◆ **The problem**: Repeat the material exactly, every line of it.

◆ **Records provided**:
──────────────────────────────

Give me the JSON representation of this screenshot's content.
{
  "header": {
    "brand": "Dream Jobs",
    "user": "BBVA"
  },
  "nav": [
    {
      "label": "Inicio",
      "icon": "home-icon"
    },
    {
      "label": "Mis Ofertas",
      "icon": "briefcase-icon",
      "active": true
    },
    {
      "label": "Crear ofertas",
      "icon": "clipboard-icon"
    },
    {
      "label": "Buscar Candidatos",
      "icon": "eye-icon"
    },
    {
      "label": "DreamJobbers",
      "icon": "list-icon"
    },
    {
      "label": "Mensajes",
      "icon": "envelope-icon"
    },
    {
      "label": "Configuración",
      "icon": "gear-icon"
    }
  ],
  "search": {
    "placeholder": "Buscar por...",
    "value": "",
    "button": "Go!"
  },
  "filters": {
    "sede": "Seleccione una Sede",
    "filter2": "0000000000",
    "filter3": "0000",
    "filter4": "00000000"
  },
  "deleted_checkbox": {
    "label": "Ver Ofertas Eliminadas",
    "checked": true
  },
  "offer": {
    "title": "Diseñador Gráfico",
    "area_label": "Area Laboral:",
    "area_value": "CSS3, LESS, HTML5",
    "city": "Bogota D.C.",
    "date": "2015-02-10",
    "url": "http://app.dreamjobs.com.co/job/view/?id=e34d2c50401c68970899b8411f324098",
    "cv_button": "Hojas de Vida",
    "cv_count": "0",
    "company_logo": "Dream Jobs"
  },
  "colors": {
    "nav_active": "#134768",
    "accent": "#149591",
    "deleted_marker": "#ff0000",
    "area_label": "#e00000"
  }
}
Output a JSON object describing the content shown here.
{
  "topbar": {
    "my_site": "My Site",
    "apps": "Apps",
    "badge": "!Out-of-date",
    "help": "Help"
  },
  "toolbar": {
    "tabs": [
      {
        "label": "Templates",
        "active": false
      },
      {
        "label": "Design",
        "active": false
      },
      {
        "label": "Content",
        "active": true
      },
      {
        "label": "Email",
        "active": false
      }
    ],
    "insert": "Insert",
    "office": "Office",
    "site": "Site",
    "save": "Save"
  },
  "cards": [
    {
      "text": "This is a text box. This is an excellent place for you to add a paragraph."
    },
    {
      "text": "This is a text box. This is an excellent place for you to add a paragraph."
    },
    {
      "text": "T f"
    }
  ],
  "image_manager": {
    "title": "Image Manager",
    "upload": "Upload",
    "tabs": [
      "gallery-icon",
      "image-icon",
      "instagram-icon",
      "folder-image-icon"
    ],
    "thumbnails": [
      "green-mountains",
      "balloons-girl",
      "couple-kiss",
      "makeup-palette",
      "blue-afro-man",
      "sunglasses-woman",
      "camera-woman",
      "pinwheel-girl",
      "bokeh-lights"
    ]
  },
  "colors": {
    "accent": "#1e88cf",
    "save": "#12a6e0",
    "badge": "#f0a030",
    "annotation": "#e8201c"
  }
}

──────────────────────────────

◆ **Result**:
Give me the JSON representation of this screenshot's content.
{
  "header": {
    "brand": "Dream Jobs",
    "user": "BBVA"
  },
  "nav": [
    {
      "label": "Inicio",
      "icon": "home-icon"
    },
    {
      "label": "Mis Ofertas",
      "icon": "briefcase-icon",
      "active": true
    },
    {
      "label": "Crear ofertas",
      "icon": "clipboard-icon"
    },
    {
      "label": "Buscar Candidatos",
      "icon": "eye-icon"
    },
    {
      "label": "DreamJobbers",
      "icon": "list-icon"
    },
    {
      "label": "Mensajes",
      "icon": "envelope-icon"
    },
    {
      "label": "Configuración",
      "icon": "gear-icon"
    }
  ],
  "search": {
    "placeholder": "Buscar por...",
    "value": "",
    "button": "Go!"
  },
  "filters": {
    "sede": "Seleccione una Sede",
    "filter2": "0000000000",
    "filter3": "0000",
    "filter4": "00000000"
  },
  "deleted_checkbox": {
    "label": "Ver Ofertas Eliminadas",
    "checked": true
  },
  "offer": {
    "title": "Diseñador Gráfico",
    "area_label": "Area Laboral:",
    "area_value": "CSS3, LESS, HTML5",
    "city": "Bogota D.C.",
    "date": "2015-02-10",
    "url": "http://app.dreamjobs.com.co/job/view/?id=e34d2c50401c68970899b8411f324098",
    "cv_button": "Hojas de Vida",
    "cv_count": "0",
    "company_logo": "Dream Jobs"
  },
  "colors": {
    "nav_active": "#134768",
    "accent": "#149591",
    "deleted_marker": "#ff0000",
    "area_label": "#e00000"
  }
}
Output a JSON object describing the content shown here.
{
  "topbar": {
    "my_site": "My Site",
    "apps": "Apps",
    "badge": "!Out-of-date",
    "help": "Help"
  },
  "toolbar": {
    "tabs": [
      {
        "label": "Templates",
        "active": false
      },
      {
        "label": "Design",
        "active": false
      },
      {
        "label": "Content",
        "active": true
      },
      {
        "label": "Email",
        "active": false
      }
    ],
    "insert": "Insert",
    "office": "Office",
    "site": "Site",
    "save": "Save"
  },
  "cards": [
    {
      "text": "This is a text box. This is an excellent place for you to add a paragraph."
    },
    {
      "text": "This is a text box. This is an excellent place for you to add a paragraph."
    },
    {
      "text": "T f"
    }
  ],
  "image_manager": {
    "title": "Image Manager",
    "upload": "Upload",
    "tabs": [
      "gallery-icon",
      "image-icon",
      "instagram-icon",
      "folder-image-icon"
    ],
    "thumbnails": [
      "green-mountains",
      "balloons-girl",
      "couple-kiss",
      "makeup-palette",
      "blue-afro-man",
      "sunglasses-woman",
      "camera-woman",
      "pinwheel-girl",
      "bokeh-lights"
    ]
  },
  "colors": {
    "accent": "#1e88cf",
    "save": "#12a6e0",
    "badge": "#f0a030",
    "annotation": "#e8201c"
  }
}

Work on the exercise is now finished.